Indeed, and that is why I am personally not really that bullish on promises, at least not how they are currently implemented. When you're debugging you want access to the implicit state-machine that the promise statement constructed, but at least in JS such state is hidden away in the `then()` function.
A good compromise (which I'm currently exploring in JS) is to make the state-machine navigable from the root, giving you the ability to examine it and mutate it explicitly during a debug session.
Alternatively you can use the yield-spawn method of getting rid of then() altogether. Then you get code that looks sequential as well, and the browser gives you nice stack traces.
This doesn't help with modifying values during debugging as you mentioned, but it does solve the problem of seeing the "caller" stack frames.
You might also want to check out the JS library q, which has support for stack traces that span async jumps if a promise errors out https://github.com/kriskowal/q#long-stack-traces
There are some people in the CL community who mention why CL users might not appreciate monads like those in other languages and/or programming styles/disciplines.
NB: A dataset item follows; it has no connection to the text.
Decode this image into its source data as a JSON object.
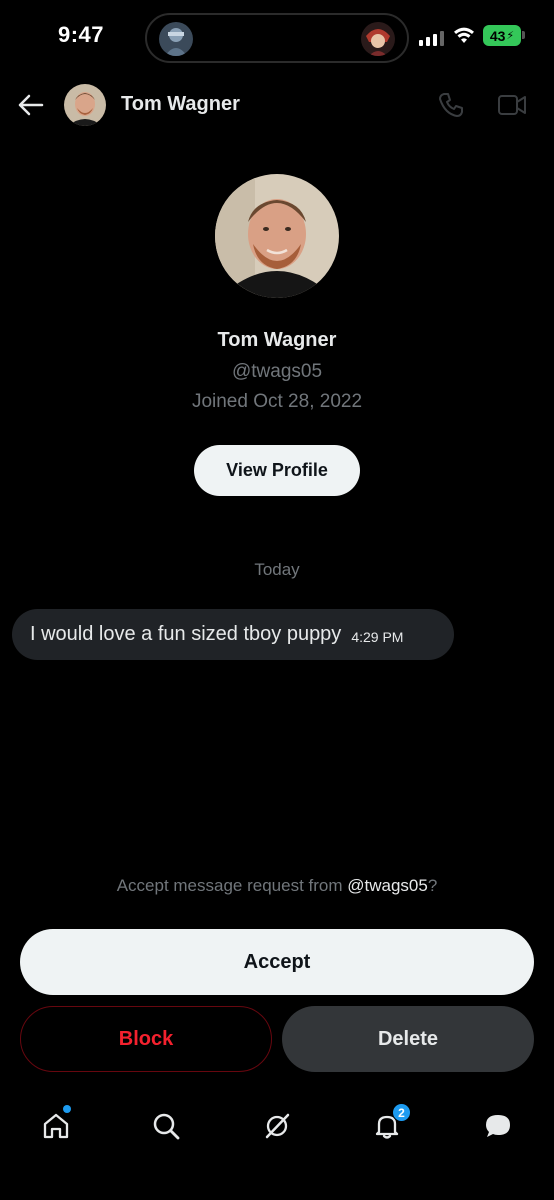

(HN Discussion) https://news.ycombinator.com/item?id=7651175
I actually mention this in a footnote, but I will do what you have suggested to be clearer still.
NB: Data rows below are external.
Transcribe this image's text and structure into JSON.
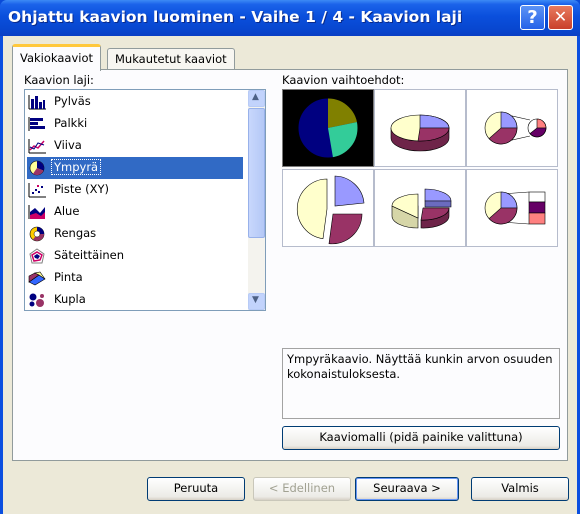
{
  "window": {
    "title": "Ohjattu kaavion luominen - Vaihe 1 / 4 - Kaavion laji"
  },
  "titlebar_buttons": {
    "help": "?",
    "close": "✕"
  },
  "tabs": [
    {
      "label": "Vakiokaaviot",
      "selected": true
    },
    {
      "label": "Mukautetut kaaviot",
      "selected": false
    }
  ],
  "chart_type_label": "Kaavion laji:",
  "chart_types": [
    {
      "label": "Pylväs",
      "icon": "column-chart-icon"
    },
    {
      "label": "Palkki",
      "icon": "bar-chart-icon"
    },
    {
      "label": "Viiva",
      "icon": "line-chart-icon"
    },
    {
      "label": "Ympyrä",
      "icon": "pie-chart-icon",
      "selected": true
    },
    {
      "label": "Piste (XY)",
      "icon": "scatter-chart-icon"
    },
    {
      "label": "Alue",
      "icon": "area-chart-icon"
    },
    {
      "label": "Rengas",
      "icon": "doughnut-chart-icon"
    },
    {
      "label": "Säteittäinen",
      "icon": "radar-chart-icon"
    },
    {
      "label": "Pinta",
      "icon": "surface-chart-icon"
    },
    {
      "label": "Kupla",
      "icon": "bubble-chart-icon"
    }
  ],
  "subtype_label": "Kaavion vaihtoehdot:",
  "subtypes": [
    {
      "icon": "pie-subtype-icon",
      "selected": true
    },
    {
      "icon": "pie-3d-subtype-icon"
    },
    {
      "icon": "pie-of-pie-subtype-icon"
    },
    {
      "icon": "exploded-pie-subtype-icon"
    },
    {
      "icon": "exploded-pie-3d-subtype-icon"
    },
    {
      "icon": "bar-of-pie-subtype-icon"
    }
  ],
  "description": "Ympyräkaavio. Näyttää kunkin arvon osuuden kokonaistuloksesta.",
  "preview_button": "Kaaviomalli (pidä painike valittuna)",
  "buttons": {
    "cancel": "Peruuta",
    "back": "< Edellinen",
    "next": "Seuraava >",
    "finish": "Valmis"
  },
  "colors": {
    "titlebar": "#0a4fdc",
    "selection": "#316ac5",
    "pie_periwinkle": "#9999ff",
    "pie_plum": "#993366",
    "pie_cream": "#ffffcc"
  }
}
Can you elaborate how this syntax might look?
Also: I'm not sure it's a good idea to give these macros the same names as the CL builtins. This will require users to do 'shadowing-import' if they want to use them without the package prefix, and then when they want to reference the builtins (in performance-sensitive code, perhaps) they'll have to use an explicit 'cl:'. At the very least, I'd suggest exporting a second set of names also, which are prefixed with "p-" or some such, so people can import them without shadowing.
That's nice. I had initially defined LET/LET* using a similar function, but then removed it to keep the macro definitions simpler.
> Also: I'm not sure it's a good idea to give these macros the same names as the CL builtins.
I gave this some thought, and came to the conclusion that using P-LET* is not very different from using PCL:LET*. So the way I envisioned this is that you don't import symbols from the PCL package; just use them with the package prefix. Though not everyone would prefer things this way, so if this was not a toy project I might have done what you suggested.